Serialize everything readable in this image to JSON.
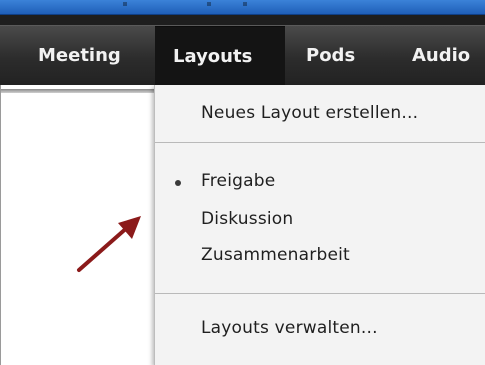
{
  "menubar": {
    "items": [
      {
        "label": "Meeting"
      },
      {
        "label": "Layouts"
      },
      {
        "label": "Pods"
      },
      {
        "label": "Audio"
      }
    ],
    "active_item": "Layouts"
  },
  "dropdown": {
    "items": [
      {
        "label": "Neues Layout erstellen..."
      },
      {
        "label": "Freigabe",
        "selected": true
      },
      {
        "label": "Diskussion"
      },
      {
        "label": "Zusammenarbeit"
      },
      {
        "label": "Layouts verwalten..."
      }
    ]
  },
  "annotation": {
    "arrow_color": "#8b1a1a",
    "arrow_icon": "pointer-arrow-icon"
  },
  "colors": {
    "menubar_bg": "#2c2c2c",
    "menu_text": "#f2f2f2",
    "dropdown_bg": "#f3f3f3",
    "top_strip_blue": "#2b6fd0"
  }
}
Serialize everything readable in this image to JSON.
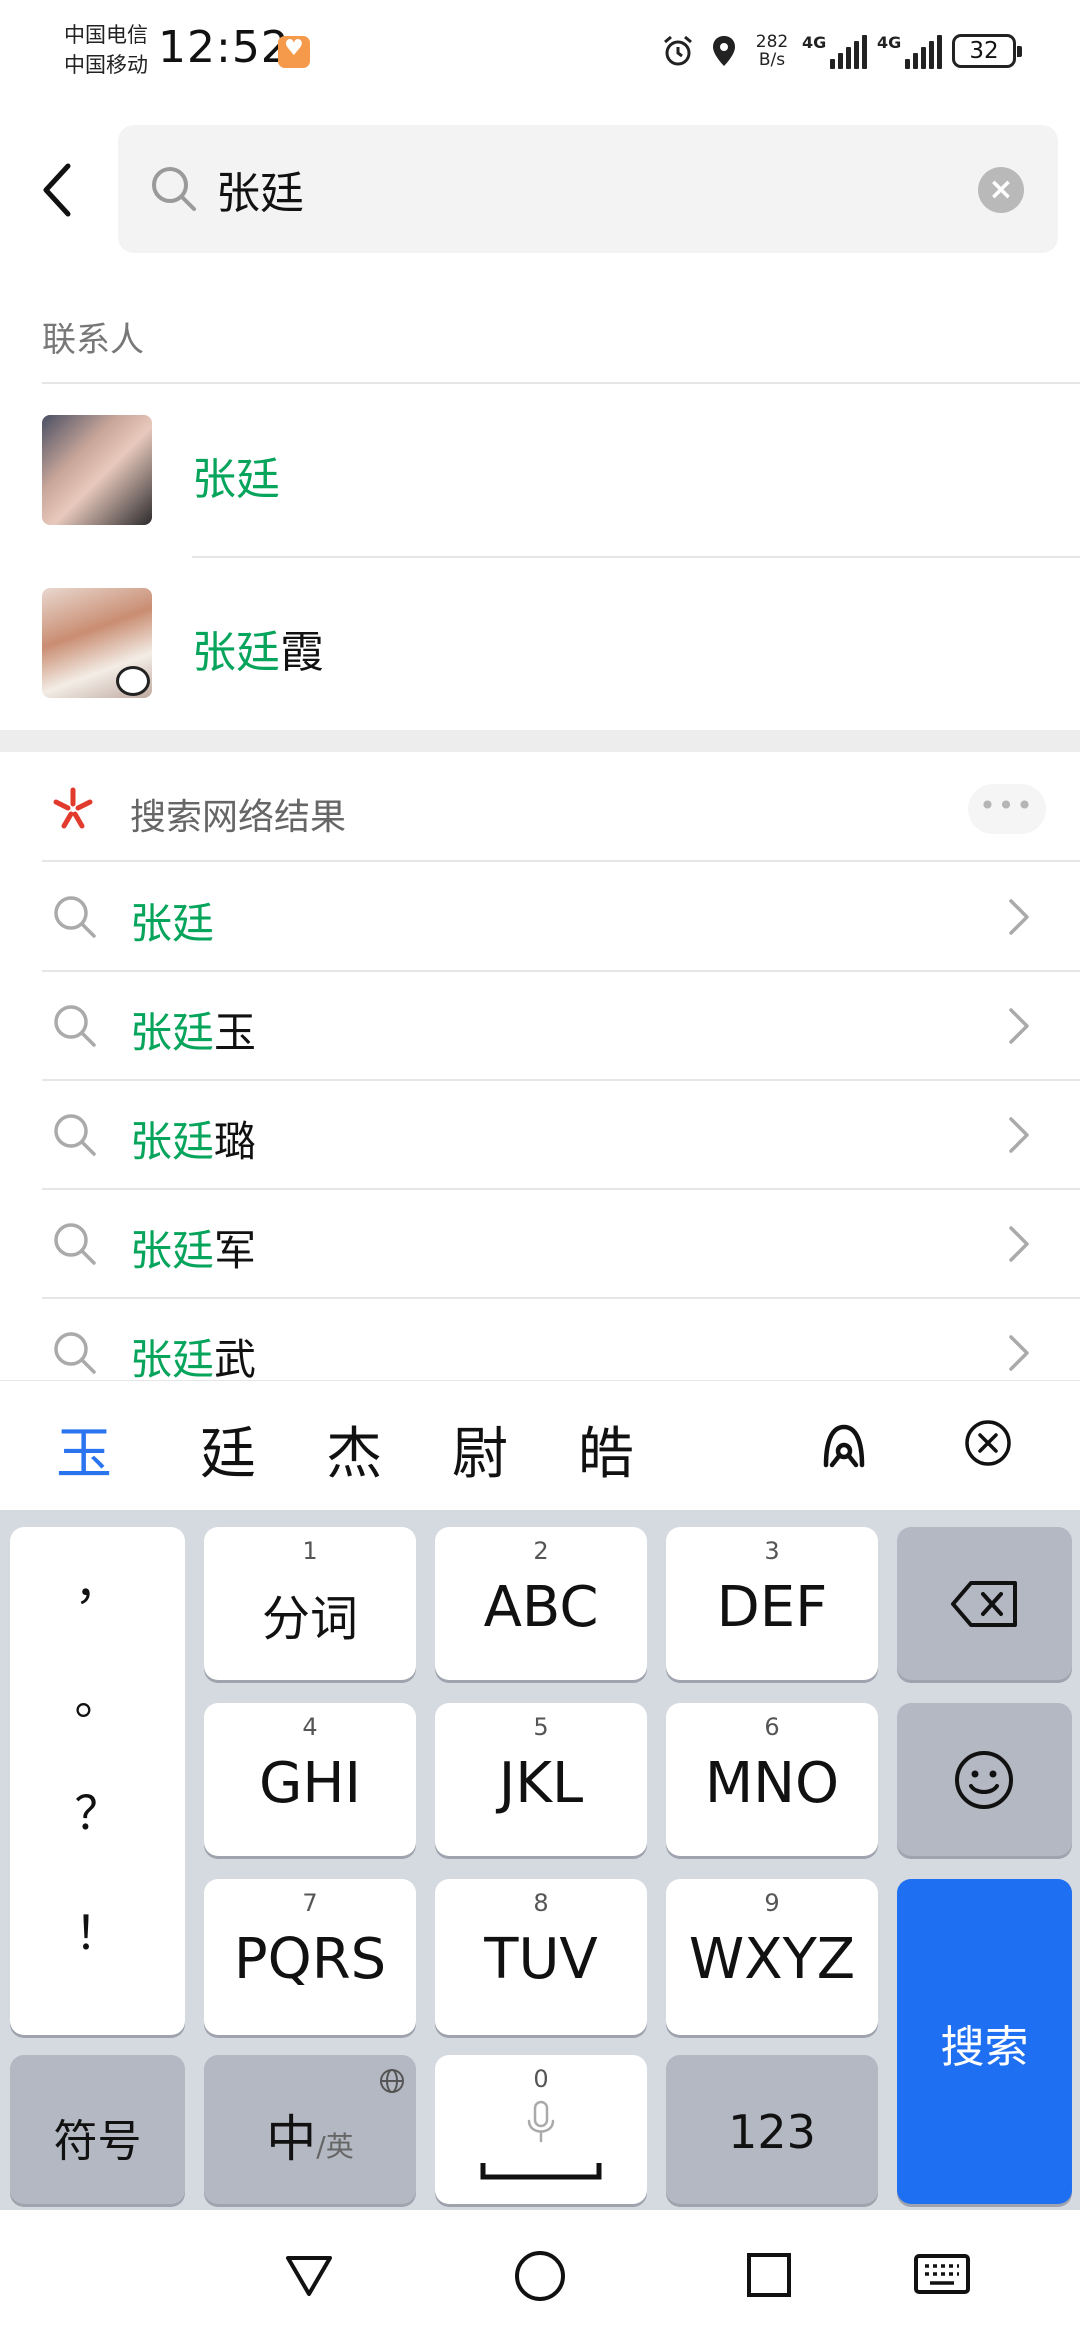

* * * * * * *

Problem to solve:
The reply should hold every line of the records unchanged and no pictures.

Expected answer:
Serialize everything readable in this image to JSON.
{
  "menubar": {
    "items": [
      {
        "label": "Meeting"
      },
      {
        "label": "Layouts"
      },
      {
        "label": "Pods"
      },
      {
        "label": "Audio"
      }
    ],
    "active_item": "Layouts"
  },
  "dropdown": {
    "items": [
      {
        "label": "Neues Layout erstellen..."
      },
      {
        "label": "Freigabe",
        "selected": true
      },
      {
        "label": "Diskussion"
      },
      {
        "label": "Zusammenarbeit"
      },
      {
        "label": "Layouts verwalten..."
      }
    ]
  },
  "annotation": {
    "arrow_color": "#8b1a1a",
    "arrow_icon": "pointer-arrow-icon"
  },
  "colors": {
    "menubar_bg": "#2c2c2c",
    "menu_text": "#f2f2f2",
    "dropdown_bg": "#f3f3f3",
    "top_strip_blue": "#2b6fd0"
  }
}
Serialize everything readable in this image to JSON.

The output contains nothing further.